## Instructions to follow
Only the lines holding "name" are wanted; find them in the listing and return each one.

## Records for this task
_____

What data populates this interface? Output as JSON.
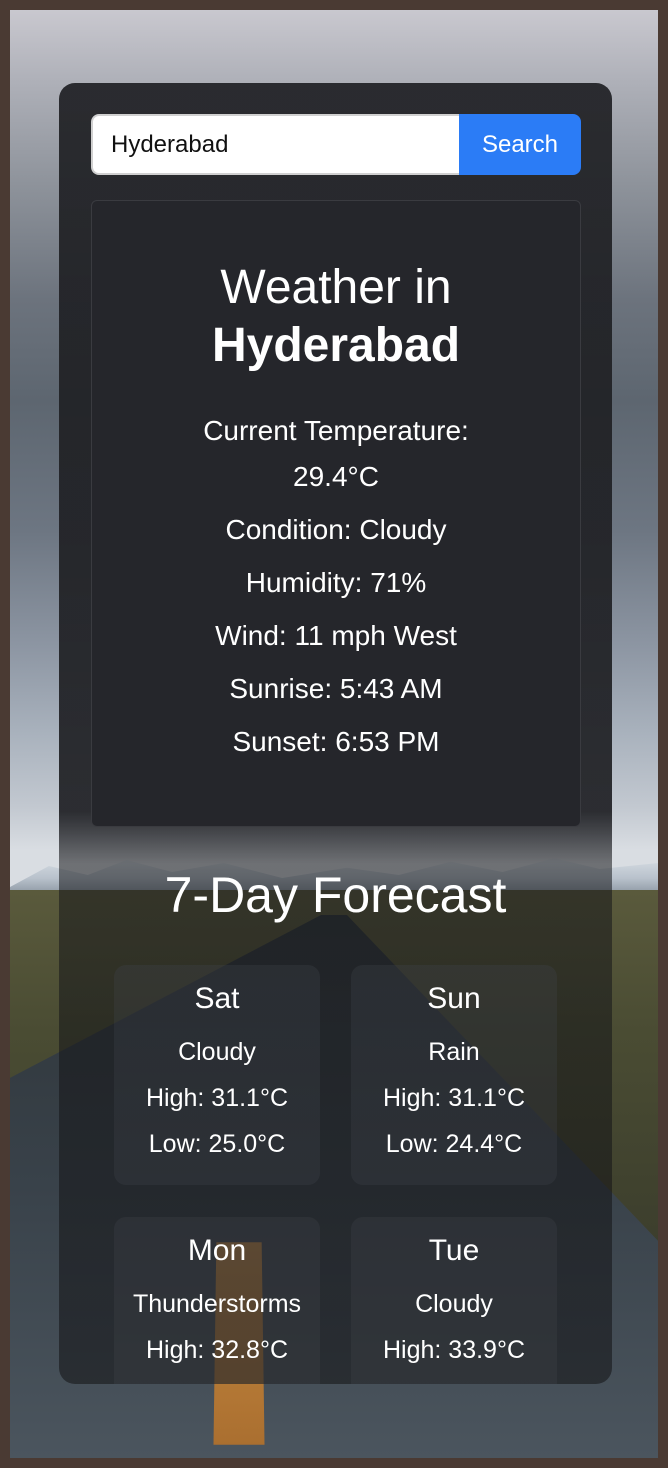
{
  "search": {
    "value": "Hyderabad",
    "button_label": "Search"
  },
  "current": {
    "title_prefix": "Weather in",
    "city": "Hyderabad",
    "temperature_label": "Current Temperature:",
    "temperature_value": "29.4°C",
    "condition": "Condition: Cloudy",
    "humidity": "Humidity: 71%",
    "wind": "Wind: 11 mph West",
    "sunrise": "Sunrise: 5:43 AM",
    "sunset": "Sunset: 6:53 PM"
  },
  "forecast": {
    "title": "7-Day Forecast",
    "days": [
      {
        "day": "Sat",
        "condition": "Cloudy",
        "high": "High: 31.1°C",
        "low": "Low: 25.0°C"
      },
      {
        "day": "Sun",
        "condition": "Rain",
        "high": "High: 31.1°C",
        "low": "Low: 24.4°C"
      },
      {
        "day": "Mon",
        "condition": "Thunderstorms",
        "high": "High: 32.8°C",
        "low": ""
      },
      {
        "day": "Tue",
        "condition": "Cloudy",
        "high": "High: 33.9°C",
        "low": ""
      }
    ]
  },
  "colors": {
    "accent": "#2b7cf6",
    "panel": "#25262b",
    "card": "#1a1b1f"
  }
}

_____

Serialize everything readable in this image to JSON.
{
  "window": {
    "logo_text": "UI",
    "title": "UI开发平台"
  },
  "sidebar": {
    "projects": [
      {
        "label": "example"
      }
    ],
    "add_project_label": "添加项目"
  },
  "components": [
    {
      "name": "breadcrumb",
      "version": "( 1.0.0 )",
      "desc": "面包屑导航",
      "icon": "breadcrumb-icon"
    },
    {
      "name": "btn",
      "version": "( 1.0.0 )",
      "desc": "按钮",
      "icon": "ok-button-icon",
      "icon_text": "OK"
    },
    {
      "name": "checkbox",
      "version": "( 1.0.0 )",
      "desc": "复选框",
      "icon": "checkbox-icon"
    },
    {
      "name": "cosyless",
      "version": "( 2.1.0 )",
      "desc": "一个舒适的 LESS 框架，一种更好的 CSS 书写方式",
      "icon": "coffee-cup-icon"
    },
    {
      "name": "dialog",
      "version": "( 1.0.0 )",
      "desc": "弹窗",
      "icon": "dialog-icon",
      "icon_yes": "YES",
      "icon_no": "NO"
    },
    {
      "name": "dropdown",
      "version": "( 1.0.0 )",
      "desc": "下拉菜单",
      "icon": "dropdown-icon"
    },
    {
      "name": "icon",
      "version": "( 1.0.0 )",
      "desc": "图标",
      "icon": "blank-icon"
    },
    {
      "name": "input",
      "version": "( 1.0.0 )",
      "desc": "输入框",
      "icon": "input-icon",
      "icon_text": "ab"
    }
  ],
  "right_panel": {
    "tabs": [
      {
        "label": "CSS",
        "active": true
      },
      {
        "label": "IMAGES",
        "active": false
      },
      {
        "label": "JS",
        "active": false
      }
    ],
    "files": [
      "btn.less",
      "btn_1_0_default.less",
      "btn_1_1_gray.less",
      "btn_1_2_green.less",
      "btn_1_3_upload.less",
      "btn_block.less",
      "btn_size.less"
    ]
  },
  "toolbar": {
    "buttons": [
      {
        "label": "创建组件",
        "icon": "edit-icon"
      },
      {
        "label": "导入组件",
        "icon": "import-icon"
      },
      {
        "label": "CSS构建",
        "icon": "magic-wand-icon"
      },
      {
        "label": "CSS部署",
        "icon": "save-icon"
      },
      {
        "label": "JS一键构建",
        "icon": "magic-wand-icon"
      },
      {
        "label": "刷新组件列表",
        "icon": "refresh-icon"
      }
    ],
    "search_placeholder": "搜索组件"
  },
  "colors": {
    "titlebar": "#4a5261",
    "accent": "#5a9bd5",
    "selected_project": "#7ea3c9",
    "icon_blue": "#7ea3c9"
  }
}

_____

## Answer section
      "name": "breadcrumb",
      "name": "btn",
      "name": "checkbox",
      "name": "cosyless",
      "name": "dialog",
      "name": "dropdown",
      "name": "icon",
      "name": "input",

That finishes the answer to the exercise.